Siobhan McNulty, Melvin Pharmacy, Garrison, Fermanagh, Northern Ireland
‘The pharmacy is in Garrison in Fermanagh, Northern Ireland. It’s a very small rural village, but it takes in a large geographical region. The next closest pharmacy is six miles in one direction, twelve miles in another, and twelve miles in another. It’s very remote and according to the Northern Ireland Statistics and Research Agency (NISRA), we are the worst ranked area in Northern Ireland in terms of proximity to health services.
‘We don’t have a GP surgery in the village, so a lot of the patients really do count on us. I’ve done CPR outside the pharmacy, we’ve had to go to road traffic accidents, administer epipens and done a lot of life-saving interventions.’

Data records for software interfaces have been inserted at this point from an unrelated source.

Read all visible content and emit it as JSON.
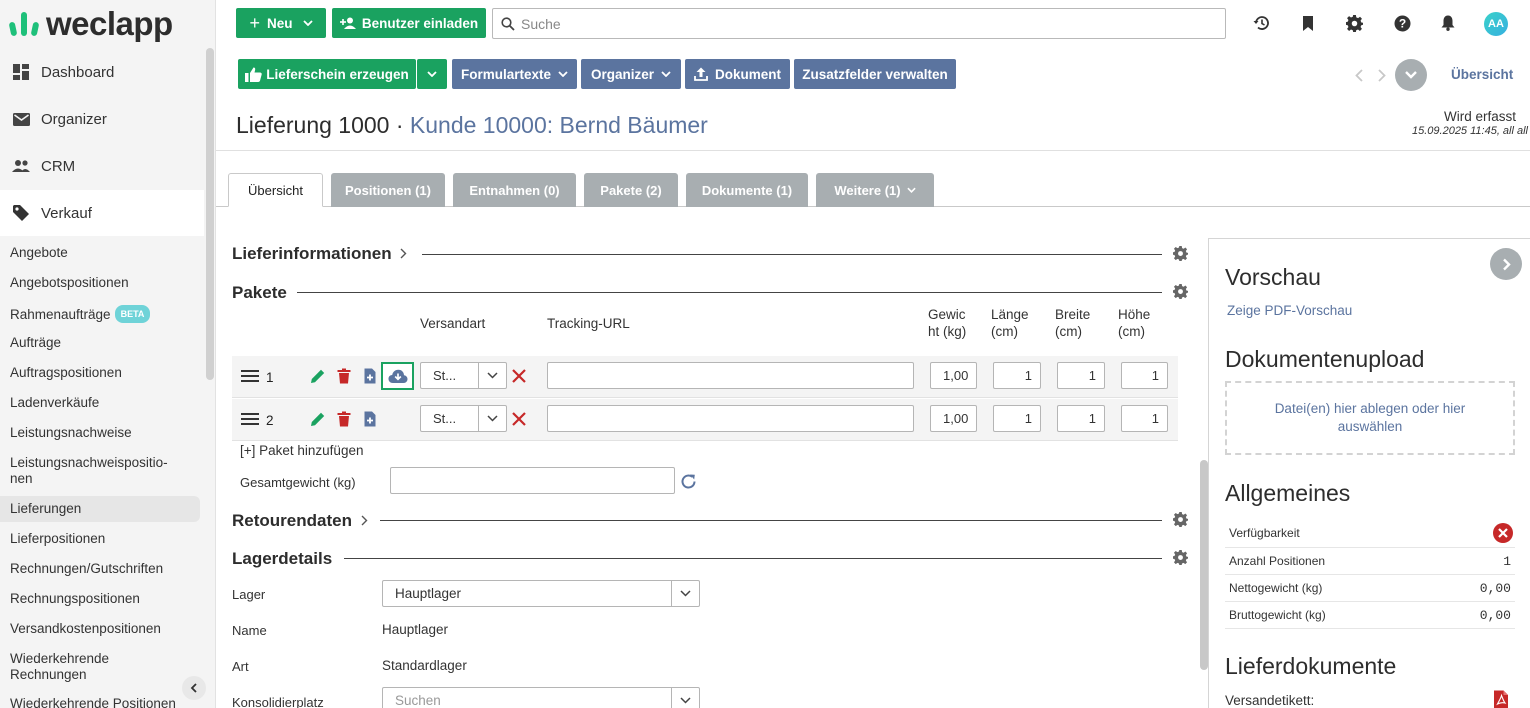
{
  "brand": {
    "name": "weclapp"
  },
  "sidebar": {
    "main": [
      {
        "label": "Dashboard",
        "icon": "dashboard-icon"
      },
      {
        "label": "Organizer",
        "icon": "mail-icon"
      },
      {
        "label": "CRM",
        "icon": "people-icon"
      },
      {
        "label": "Verkauf",
        "icon": "tag-icon"
      }
    ],
    "sub": [
      {
        "label": "Angebote"
      },
      {
        "label": "Angebotspositionen"
      },
      {
        "label": "Rahmenaufträge",
        "badge": "BETA"
      },
      {
        "label": "Aufträge"
      },
      {
        "label": "Auftragspositionen"
      },
      {
        "label": "Ladenverkäufe"
      },
      {
        "label": "Leistungsnachweise"
      },
      {
        "label": "Leistungsnachweispositio-\nnen"
      },
      {
        "label": "Lieferungen"
      },
      {
        "label": "Lieferpositionen"
      },
      {
        "label": "Rechnungen/Gutschriften"
      },
      {
        "label": "Rechnungspositionen"
      },
      {
        "label": "Versandkostenpositionen"
      },
      {
        "label": "Wiederkehrende\nRechnungen"
      },
      {
        "label": "Wiederkehrende Positionen"
      }
    ]
  },
  "header": {
    "new_label": "Neu",
    "invite_label": "Benutzer einladen",
    "search_placeholder": "Suche",
    "avatar_initials": "AA"
  },
  "toolbar": {
    "delivery_note": "Lieferschein erzeugen",
    "form_texts": "Formulartexte",
    "organizer": "Organizer",
    "document": "Dokument",
    "extra_fields": "Zusatzfelder verwalten",
    "overview_link": "Übersicht"
  },
  "title": {
    "prefix": "Lieferung 1000 · ",
    "customer": "Kunde 10000: Bernd Bäumer",
    "status": "Wird erfasst",
    "status_date": "15.09.2025 11:45, all all"
  },
  "tabs": [
    {
      "label": "Übersicht"
    },
    {
      "label": "Positionen (1)"
    },
    {
      "label": "Entnahmen (0)"
    },
    {
      "label": "Pakete (2)"
    },
    {
      "label": "Dokumente (1)"
    },
    {
      "label": "Weitere (1)"
    }
  ],
  "sections": {
    "delivery_info": "Lieferinformationen",
    "packages": "Pakete",
    "return_data": "Retourendaten",
    "stock_details": "Lagerdetails"
  },
  "packages": {
    "columns": {
      "shipping": "Versandart",
      "tracking": "Tracking-URL",
      "weight": "Gewic\nht (kg)",
      "length": "Länge\n(cm)",
      "width": "Breite\n(cm)",
      "height": "Höhe\n(cm)"
    },
    "rows": [
      {
        "no": "1",
        "shipping": "St...",
        "tracking": "",
        "weight": "1,00",
        "length": "1",
        "width": "1",
        "height": "1"
      },
      {
        "no": "2",
        "shipping": "St...",
        "tracking": "",
        "weight": "1,00",
        "length": "1",
        "width": "1",
        "height": "1"
      }
    ],
    "add_label": "[+] Paket hinzufügen",
    "total_weight_label": "Gesamtgewicht (kg)",
    "total_weight_value": ""
  },
  "stock": {
    "warehouse_label": "Lager",
    "warehouse_value": "Hauptlager",
    "name_label": "Name",
    "name_value": "Hauptlager",
    "type_label": "Art",
    "type_value": "Standardlager",
    "consolidation_label": "Konsolidierplatz",
    "consolidation_placeholder": "Suchen"
  },
  "right_panel": {
    "preview_title": "Vorschau",
    "preview_link": "Zeige PDF-Vorschau",
    "upload_title": "Dokumentenupload",
    "upload_text": "Datei(en) hier ablegen oder hier auswählen",
    "general_title": "Allgemeines",
    "general": [
      {
        "label": "Verfügbarkeit",
        "value": ""
      },
      {
        "label": "Anzahl Positionen",
        "value": "1"
      },
      {
        "label": "Nettogewicht (kg)",
        "value": "0,00"
      },
      {
        "label": "Bruttogewicht (kg)",
        "value": "0,00"
      }
    ],
    "docs_title": "Lieferdokumente",
    "shipping_label": "Versandetikett:"
  },
  "colors": {
    "green": "#1aa260",
    "blue": "#5b749f",
    "tab_grey": "#a8aeb1",
    "error_red": "#c62828"
  }
}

Rural access fund cuts
‘We have already lost £10,000 a year from the rural access fund, which helps pharmacies in rural locations. In order to claw that back, we have reduced our opening hours. I had to apply to the Department of Health (DOH) and they initially turned us down and said it would mean that patients would not have proper access to care and would put undue pressure on the out of hours system. Eventually they allowed it.
‘We introduced our new opening hours a couple of weeks ago. Previously on a Saturday we were open from 9.30am until 6pm, and on Saturday 5 May, we opened 10am to 3pm. I received 10 phone calls over the weekend – people were ringing me and saying they didn’t have their tablets. I had to go back into the pharmacy ten times for people that needed healthcare advice.
‘That doesn’t include the people who sent me Whatsapp messages and private Facebook messages to get advice over the bank holiday weekend. I don’t have it in me to not help people, so eventually I had to put my mobile number on our Facebook Twitter pages so that people could contract me if they needed – so that nobody was left stranded.
‘Those are the people who would have been presenting in the out of hours service, had I not have stepped in, so the Department is correct, reducing our hours will have a negative effect. But based on all the cuts to funding I can’t afford to keep a locum and a member of staff there for those extra hours. The effect is being seen already. And then we got a letter saying the rest of the rural fund was to go.’
‘It’s at breaking point’
‘I don’t know if it’s going to be feasible for us to remain open, because the amount of money that they are talking about [cutting] is so large. We were struggling with the rural access fund, so to lose it in its entirety with all the other cuts that have been introduced would be catastrophic.
‘The Cost of Service Inquiry (COSI) report from PriceWaterhouseCoopers estimates a £20 million funding shortfall in community pharmacy. It’s at breaking point. There are literally no more cuts they can introduce that can be sustained by community pharmacy. We’re probably one of the smallest pharmacies in Northern Ireland, but also one of the most crucial given the access that people have in the area.
‘I have made our position known to the DOH and the Health and Social Care Board (HSCB). I know that the HSCB has asked us to pick up more services, like blood pressure monitoring, with the possibility of more funding, which we’re absolutely more than happy to do, but it’s a question of how quickly they can implement the funding.
‘I have no desire to close my business. This is my only pharmacy, I am from the area, I know all my patients and I want to be able to tend to them. But it’s now reached the point that if I continue as I am, it’s going to be detrimental to my health because I’m working for next to nothing. I don’t take any pleasure in fighting with the DOH or the HSCB, I just want fair and proper remuneration for my job.’